[Extracted records]
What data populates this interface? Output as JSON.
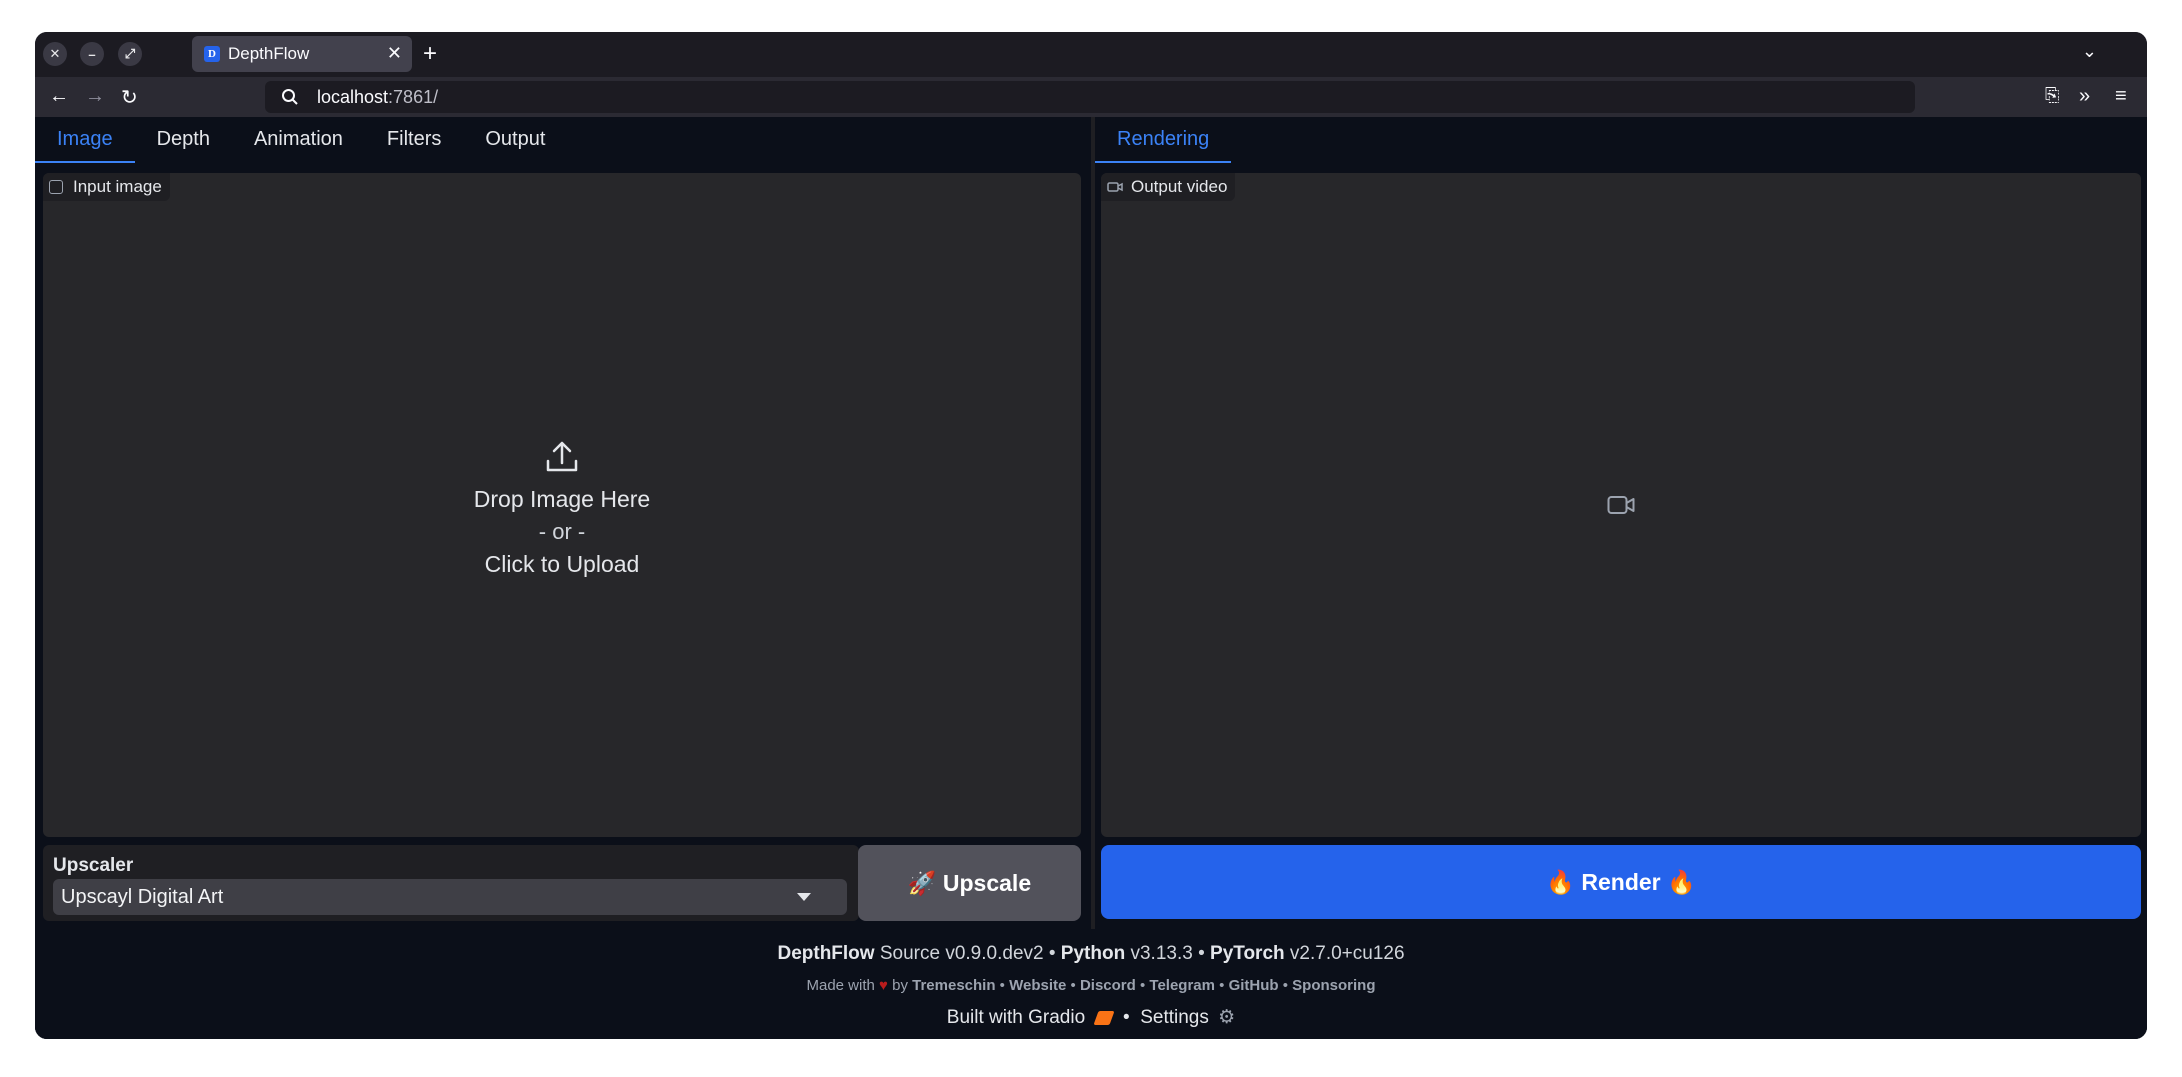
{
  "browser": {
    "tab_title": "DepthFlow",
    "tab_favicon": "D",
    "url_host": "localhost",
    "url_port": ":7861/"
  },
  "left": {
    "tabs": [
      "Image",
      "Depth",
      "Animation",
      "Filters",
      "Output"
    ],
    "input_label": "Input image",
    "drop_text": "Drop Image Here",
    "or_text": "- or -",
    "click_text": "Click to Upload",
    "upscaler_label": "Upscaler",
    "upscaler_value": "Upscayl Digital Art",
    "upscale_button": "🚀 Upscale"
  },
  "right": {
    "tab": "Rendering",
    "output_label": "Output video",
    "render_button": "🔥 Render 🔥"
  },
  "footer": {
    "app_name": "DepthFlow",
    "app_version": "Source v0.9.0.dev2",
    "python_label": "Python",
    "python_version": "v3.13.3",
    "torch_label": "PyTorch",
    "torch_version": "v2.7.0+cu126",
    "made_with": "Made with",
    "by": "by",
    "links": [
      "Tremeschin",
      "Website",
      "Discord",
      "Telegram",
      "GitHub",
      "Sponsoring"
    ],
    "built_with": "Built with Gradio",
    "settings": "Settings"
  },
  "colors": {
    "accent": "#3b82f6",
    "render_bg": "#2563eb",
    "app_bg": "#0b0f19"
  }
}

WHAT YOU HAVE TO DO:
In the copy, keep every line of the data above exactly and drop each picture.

ANSWER FOR THE TASK:
What data populates this interface? Output as JSON.
{
  "browser": {
    "tab_title": "DepthFlow",
    "tab_favicon": "D",
    "url_host": "localhost",
    "url_port": ":7861/"
  },
  "left": {
    "tabs": [
      "Image",
      "Depth",
      "Animation",
      "Filters",
      "Output"
    ],
    "input_label": "Input image",
    "drop_text": "Drop Image Here",
    "or_text": "- or -",
    "click_text": "Click to Upload",
    "upscaler_label": "Upscaler",
    "upscaler_value": "Upscayl Digital Art",
    "upscale_button": "🚀 Upscale"
  },
  "right": {
    "tab": "Rendering",
    "output_label": "Output video",
    "render_button": "🔥 Render 🔥"
  },
  "footer": {
    "app_name": "DepthFlow",
    "app_version": "Source v0.9.0.dev2",
    "python_label": "Python",
    "python_version": "v3.13.3",
    "torch_label": "PyTorch",
    "torch_version": "v2.7.0+cu126",
    "made_with": "Made with",
    "by": "by",
    "links": [
      "Tremeschin",
      "Website",
      "Discord",
      "Telegram",
      "GitHub",
      "Sponsoring"
    ],
    "built_with": "Built with Gradio",
    "settings": "Settings"
  },
  "colors": {
    "accent": "#3b82f6",
    "render_bg": "#2563eb",
    "app_bg": "#0b0f19"
  }
}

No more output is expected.